Earlier this week I put out a call on Tumblr for photos of present-day downtown Columbia and campus that we could match up with materials in our collections. Tumblr user thesetenthings contacted us to ask about the history of Booche’s, the downtown Columbia pool hall that has been open since 1884. Named for “Booche” Venable, the first owner, Booche’s is a bit of a Columbia legend for its atmosphere, its burgers, and its long history.
Having eaten many a cheeseburger at Booche’s myself, I set about trying to find evidence of the pool hall in our digital collections: the Savitar yearbook, Missouri Alumnus, Showme Magazine, and the Sanborn Fire Insurance Maps. And I found quite a bit! In fact, I found so much that I decided to make it a full-fledged post on this blog rather than a quick Tumblr photoset.
Booche’s bounced around several different locations and advertised to students in its first 50 years. If Booche’s was the only pool hall in town in the 1880s (and I’m guessing it was; Columbia had less than 10,000 people back then), its first location was near Broadway and Seventh. This Sanborn Map shows a billiards business next to the lumberyard owned by W. P. Maupin.
The earliest reference to Booche’s I could find in print in our digital collections was in the 1903 Savitar yearbook (there might be earlier references, but they’re not digitized, and for the sake of time for this post I was sticking to digital resources). The 1903 Savitar has an ad that shows the interior but doesn’t mention the location. The next year, it simply says “Broadway and Tenth,” but doesn’t mention which corner of Broadway and Tenth.
Advertisement from the 1904 Savitar, page 246.
Why? It might have been because Booche’s had three different locations on or near Broadway and Tenth between 1895 and 1911. Here’s the first I was able to find in the Sanborn Maps, which shows a pool and billiards hall near the southwest corner of Broadway and Tenth.
The next map, from 1902, shows a different business in that location and a pool hall on the northeast corner of Broadway and Tenth. This is probably the location shown in the photo ad from the Savitar.
In 1908, Booche’s was back near its 1895 location on the southwest corner of Broadway and Tenth, except this time it had the corner storefront and had expanded into the storefront behind it as well.
Finally, in 1911, Booche’s moved onto Ninth Street. But it wasn’t in its present-day location yet; it was across the street, on the second floor of the Virginia Building. The ad below from the 1911 Savitar announces the move and shows what must have been the interior at Broadway and Tenth, since the same photo was used in an ad the previous year.
Advertisement from the 1911 Savitar, page 361.
Advertisement from the 1917 Savitar, page 500.
Advertisement from the 1920 Showme, page 28.

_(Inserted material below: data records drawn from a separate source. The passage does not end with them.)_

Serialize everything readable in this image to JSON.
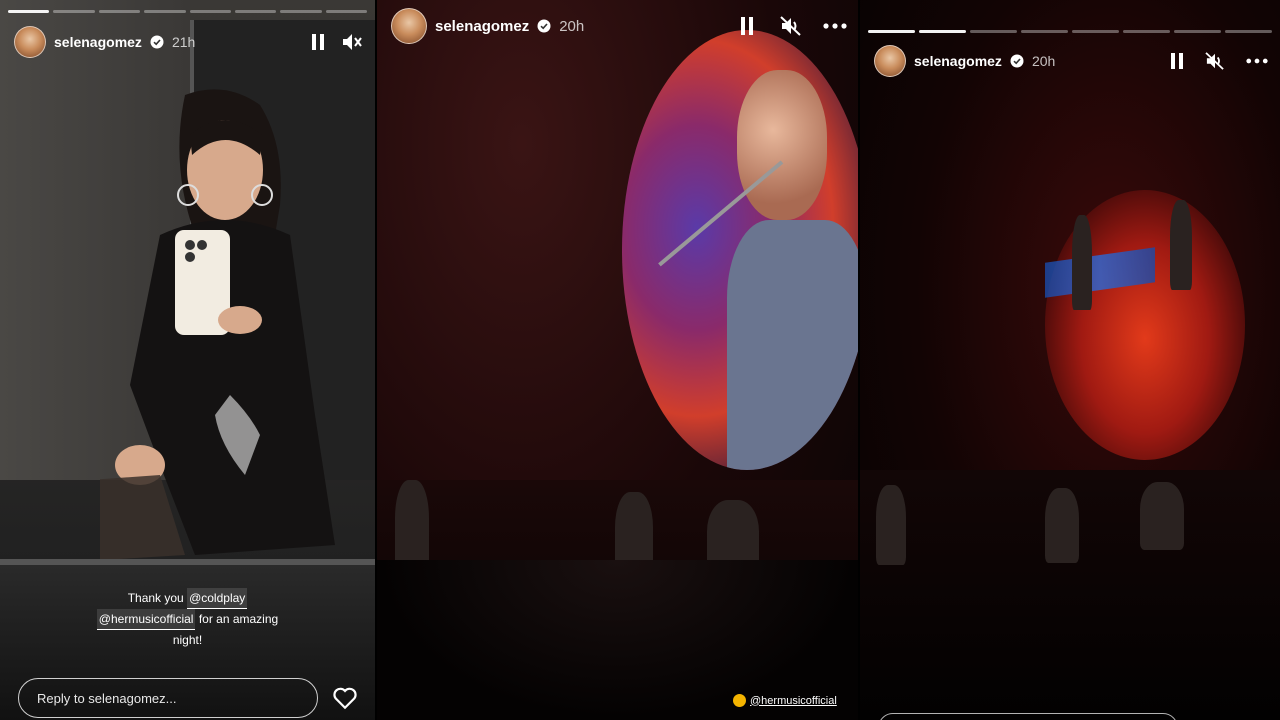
{
  "stories": [
    {
      "username": "selenagomez",
      "time": "21h",
      "progress_segments": 8,
      "progress_done": 1,
      "caption": {
        "line1_prefix": "Thank you",
        "mention1": "@coldplay",
        "mention2": "@hermusicofficial",
        "line2_suffix": "for an amazing",
        "line3": "night!"
      },
      "reply_placeholder": "Reply to selenagomez..."
    },
    {
      "username": "selenagomez",
      "time": "20h",
      "sticker_mention": "@hermusicofficial"
    },
    {
      "username": "selenagomez",
      "time": "20h",
      "progress_segments": 8,
      "progress_done": 2
    }
  ],
  "colors": {
    "verified_badge": "#ffffff",
    "progress_active": "#ffffff"
  },
  "icons": {
    "pause": "pause-icon",
    "mute": "mute-icon",
    "more": "more-icon",
    "verified": "verified-icon",
    "heart": "heart-icon"
  }
}
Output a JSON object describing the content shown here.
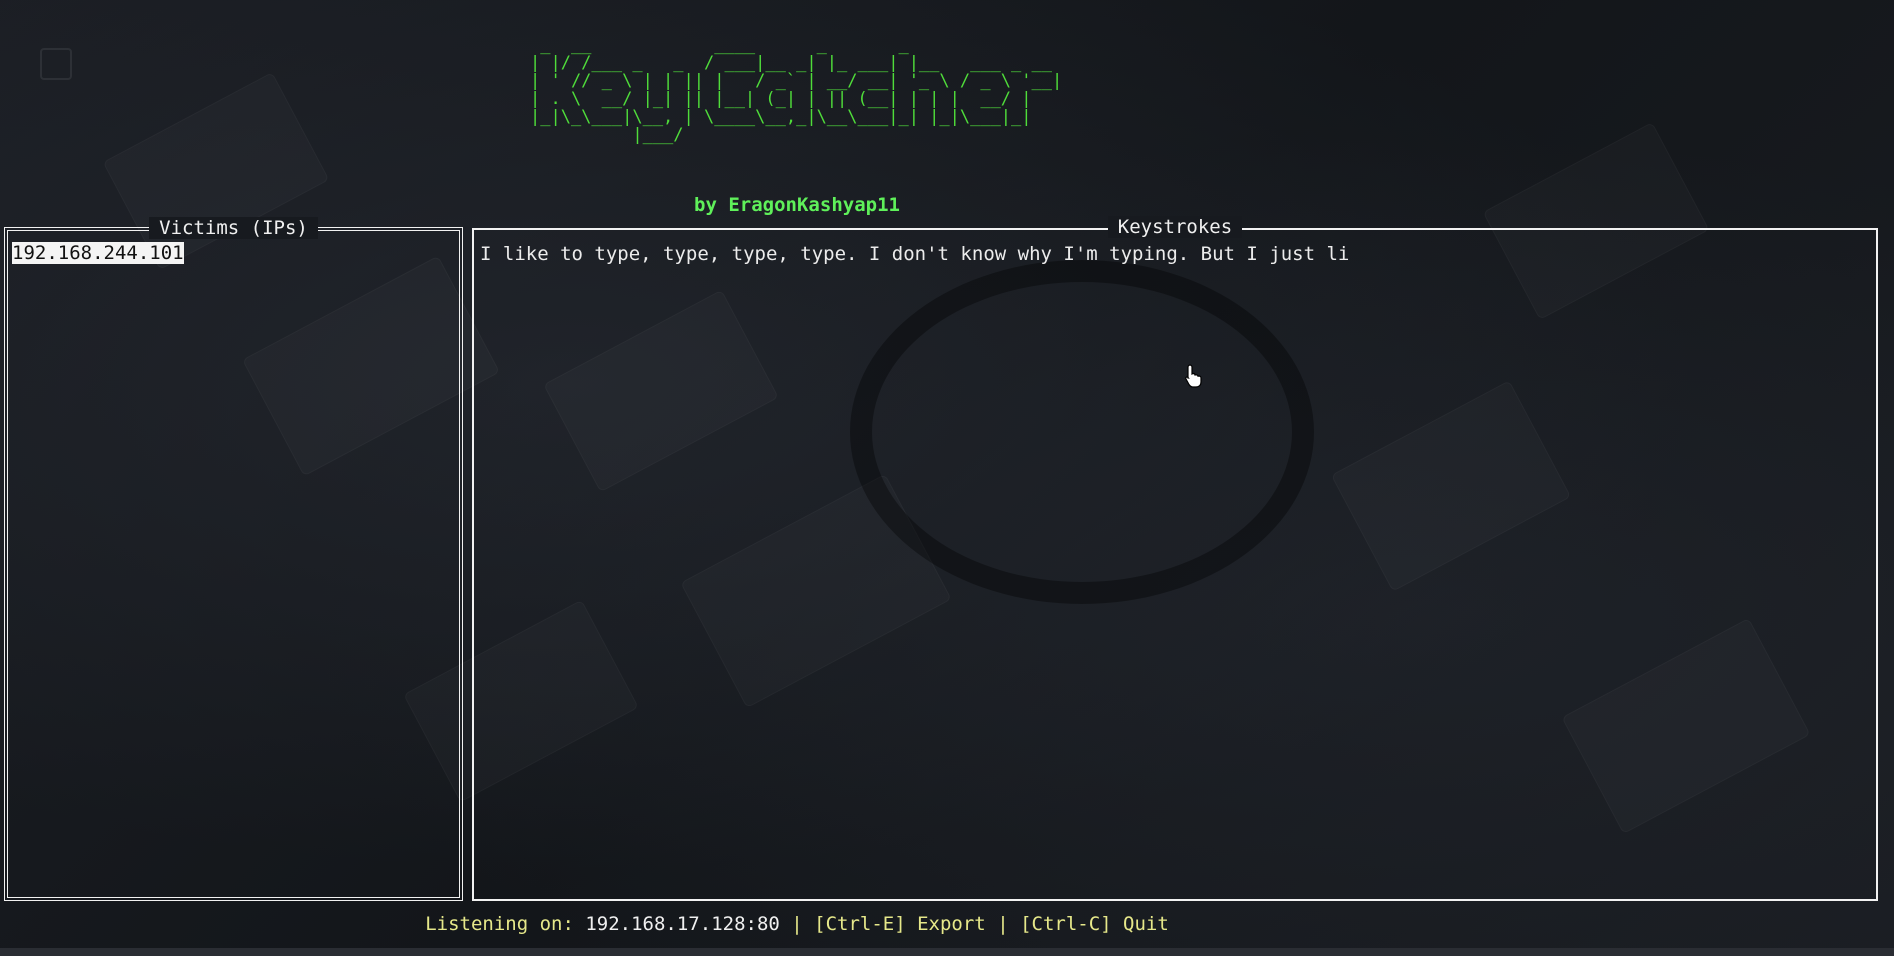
{
  "banner": {
    "ascii_art": " _  __            ____      _       _               \n| |/ /___ _   _  / ___|__ _| |_ ___| |__   ___ _ __ \n| ' // _ \\ | | || |   / _` | __/ __| '_ \\ / _ \\ '__|\n| . \\  __/ |_| || |__| (_| | || (__| | | |  __/ |   \n|_|\\_\\___|\\__, | \\____\\__,_|\\__\\___|_| |_|\\___|_|   \n          |___/                                    ",
    "author": "by EragonKashyap11",
    "color": "#4fdc3a"
  },
  "victims_panel": {
    "title": "Victims (IPs)",
    "items": [
      {
        "label": "192.168.244.101",
        "selected": true
      }
    ]
  },
  "keystrokes_panel": {
    "title": "Keystrokes",
    "text": "I like to type, type, type, type. I don't know why I'm typing. But I just li"
  },
  "status_bar": {
    "listening_label": "Listening on: ",
    "listening_address": "192.168.17.128:80",
    "separator": " | ",
    "export_shortcut": "[Ctrl-E] Export",
    "quit_shortcut": "[Ctrl-C] Quit",
    "accent_color": "#e6e88a"
  },
  "cursor": {
    "icon": "hand-pointer-icon"
  }
}
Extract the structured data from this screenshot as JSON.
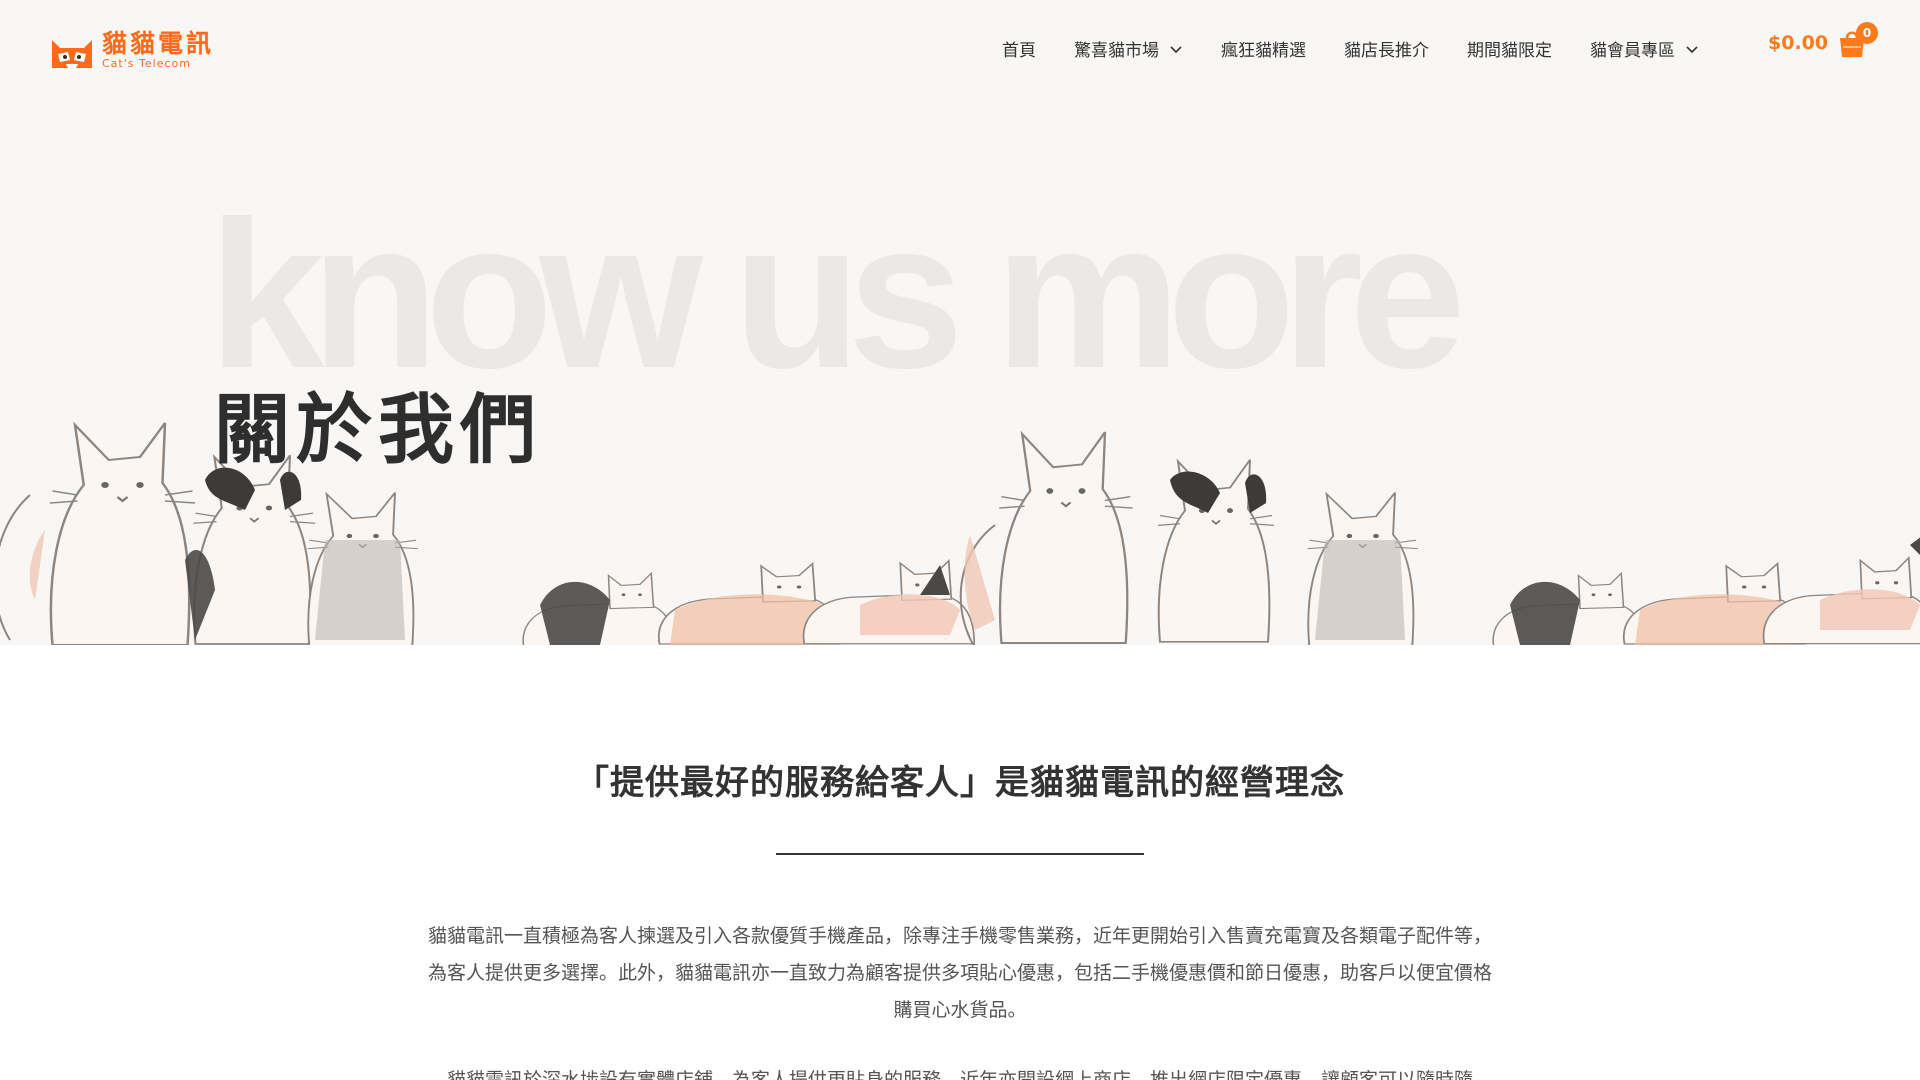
{
  "brand": {
    "name_cn": "貓貓電訊",
    "name_en": "Cat's Telecom",
    "accent_color": "#ff7a1a"
  },
  "nav": {
    "items": [
      {
        "label": "首頁",
        "has_dropdown": false
      },
      {
        "label": "驚喜貓市場",
        "has_dropdown": true
      },
      {
        "label": "瘋狂貓精選",
        "has_dropdown": false
      },
      {
        "label": "貓店長推介",
        "has_dropdown": false
      },
      {
        "label": "期間貓限定",
        "has_dropdown": false
      },
      {
        "label": "貓會員專區",
        "has_dropdown": true
      }
    ]
  },
  "cart": {
    "total": "$0.00",
    "count": "0",
    "icon": "shopping-bag-icon"
  },
  "hero": {
    "background_word": "know us more",
    "title": "關於我們"
  },
  "content": {
    "heading": "「提供最好的服務給客人」是貓貓電訊的經營理念",
    "paragraphs": [
      "貓貓電訊一直積極為客人揀選及引入各款優質手機產品，除專注手機零售業務，近年更開始引入售賣充電寶及各類電子配件等，為客人提供更多選擇。此外，貓貓電訊亦一直致力為顧客提供多項貼心優惠，包括二手機優惠價和節日優惠，助客戶以便宜價格購買心水貨品。",
      "貓貓電訊於深水埗設有實體店鋪，為客人提供更貼身的服務，近年亦開設網上商店，推出網店限定優惠，讓顧客可以隨時隨"
    ]
  }
}
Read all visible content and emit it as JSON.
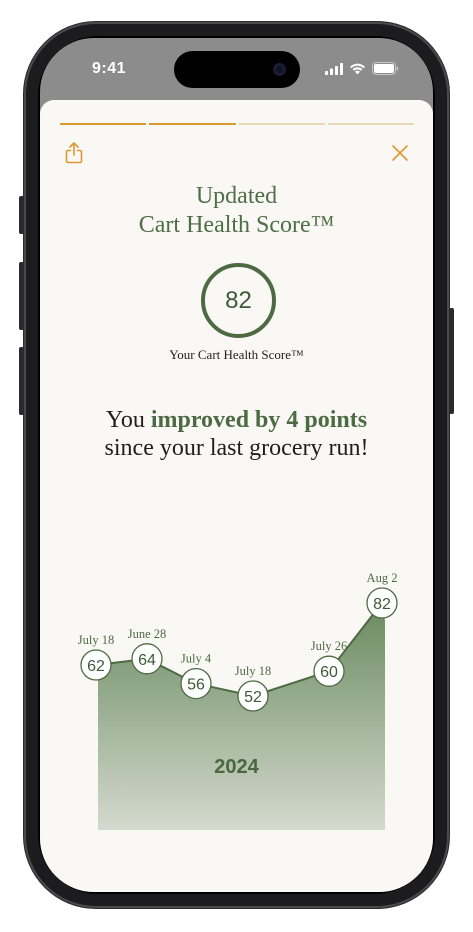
{
  "status_bar": {
    "time": "9:41"
  },
  "progress": {
    "total_steps": 4,
    "active_steps": 2
  },
  "header": {
    "title_line1": "Updated",
    "title_line2": "Cart Health Score™"
  },
  "score": {
    "value": "82",
    "caption": "Your Cart Health Score™"
  },
  "message": {
    "prefix": "You ",
    "emphasis": "improved by 4 points",
    "line2": "since your last grocery run!"
  },
  "chart_data": {
    "type": "area",
    "x": [
      "July 18",
      "June 28",
      "July 4",
      "July 18",
      "July 26",
      "Aug 2"
    ],
    "values": [
      62,
      64,
      56,
      52,
      60,
      82
    ],
    "xlabel": "2024",
    "ylabel": "",
    "ylim": [
      0,
      100
    ],
    "grid": false,
    "colors": {
      "fill_top": "#6a8a60",
      "fill_bottom": "#e4e6df",
      "line": "#4e6a43"
    }
  },
  "colors": {
    "accent": "#dc9a2e",
    "brand_green": "#4e6e46",
    "background": "#faf8f5"
  }
}
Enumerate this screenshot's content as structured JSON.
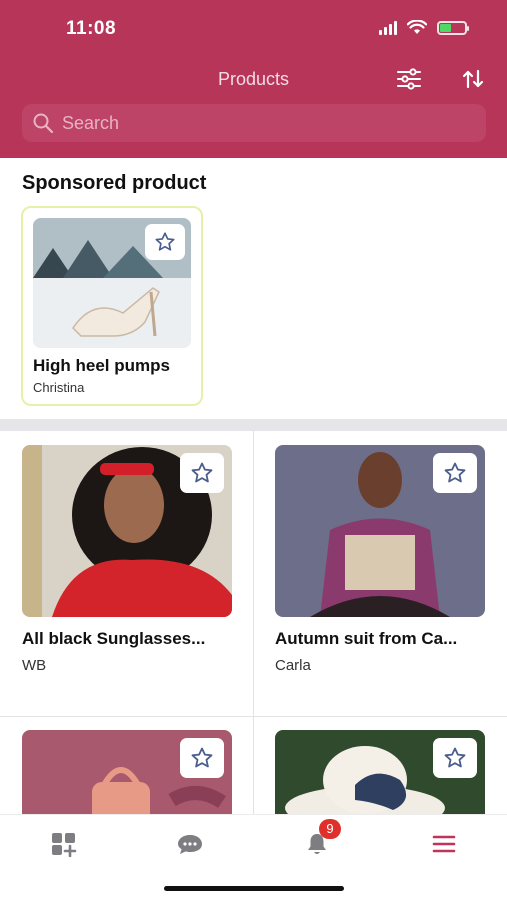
{
  "status_bar": {
    "time": "11:08"
  },
  "header": {
    "title": "Products",
    "filter_icon": "sliders-icon",
    "sort_icon": "sort-arrows-icon"
  },
  "search": {
    "placeholder": "Search",
    "icon": "search-icon"
  },
  "sponsored": {
    "section_title": "Sponsored product",
    "product": {
      "title": "High heel pumps",
      "seller": "Christina",
      "icon": "star-icon"
    }
  },
  "products": [
    {
      "title": "All black Sunglasses...",
      "seller": "WB"
    },
    {
      "title": "Autumn suit from Ca...",
      "seller": "Carla"
    },
    {
      "title": "",
      "seller": ""
    },
    {
      "title": "",
      "seller": ""
    }
  ],
  "tabbar": {
    "items": [
      {
        "name": "products",
        "icon": "grid-plus-icon"
      },
      {
        "name": "messages",
        "icon": "chat-bubble-icon"
      },
      {
        "name": "notifications",
        "icon": "bell-icon",
        "badge": "9"
      },
      {
        "name": "menu",
        "icon": "hamburger-menu-icon"
      }
    ]
  },
  "colors": {
    "brand": "#b8355a",
    "badge": "#e0302c",
    "active_tab": "#c0345a",
    "sponsored_border": "#e3f2a8"
  }
}
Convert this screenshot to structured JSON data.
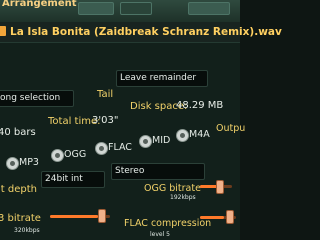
{
  "window": {
    "title": "Arrangement"
  },
  "header": {
    "file_title": "La Isla Bonita (Zaidbreak Schranz Remix).wav"
  },
  "selection": {
    "value": "ong selection"
  },
  "tail": {
    "label": "Tail",
    "value": "Leave remainder"
  },
  "info": {
    "bars": "40 bars",
    "total_time_label": "Total time:",
    "total_time_value": "3'03\"",
    "disk_space_label": "Disk space:",
    "disk_space_value": "48.29 MB"
  },
  "formats": {
    "options": [
      {
        "label": "MP3",
        "icon": "radio-icon"
      },
      {
        "label": "OGG",
        "icon": "radio-icon"
      },
      {
        "label": "FLAC",
        "icon": "radio-icon"
      },
      {
        "label": "MID",
        "icon": "radio-icon"
      },
      {
        "label": "M4A",
        "icon": "radio-icon"
      }
    ],
    "output_label": "Outpu"
  },
  "bit_depth": {
    "label": "it depth",
    "value": "24bit int"
  },
  "channels": {
    "value": "Stereo"
  },
  "ogg_bitrate": {
    "label": "OGG bitrate",
    "value": "192kbps",
    "level": 0.55
  },
  "mp3_bitrate": {
    "label": "3 bitrate",
    "value": "320kbps",
    "level": 0.8
  },
  "flac_compression": {
    "label": "FLAC compression",
    "value": "level 5",
    "level": 0.6
  }
}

I wasn’t able to verify this with maps, but according to this 1976 Missouri Alumnus article, Booche’s moved into its present location in 1930. Booche’s advertised regularly in the Savitar yearbooks and the Showme magazine through the 1920s. It changed hands several times, but it remained a popular student hangout.
“Booche’s hath many charms, too” from the 1945 Savitar, page 187.
Articles in the 1976 Alumnus and the 1983 Savitar discuss more about Booche’s history – such as the fact that it barred women until the 1970s, that it was originally known for its ham sandwich, not its cheeseburger, and that you couldn’t get a beer there until relatively recently. You can read more from each of those articles in the links above, or browse through the digital collections on your own. They’re freely available to everyone!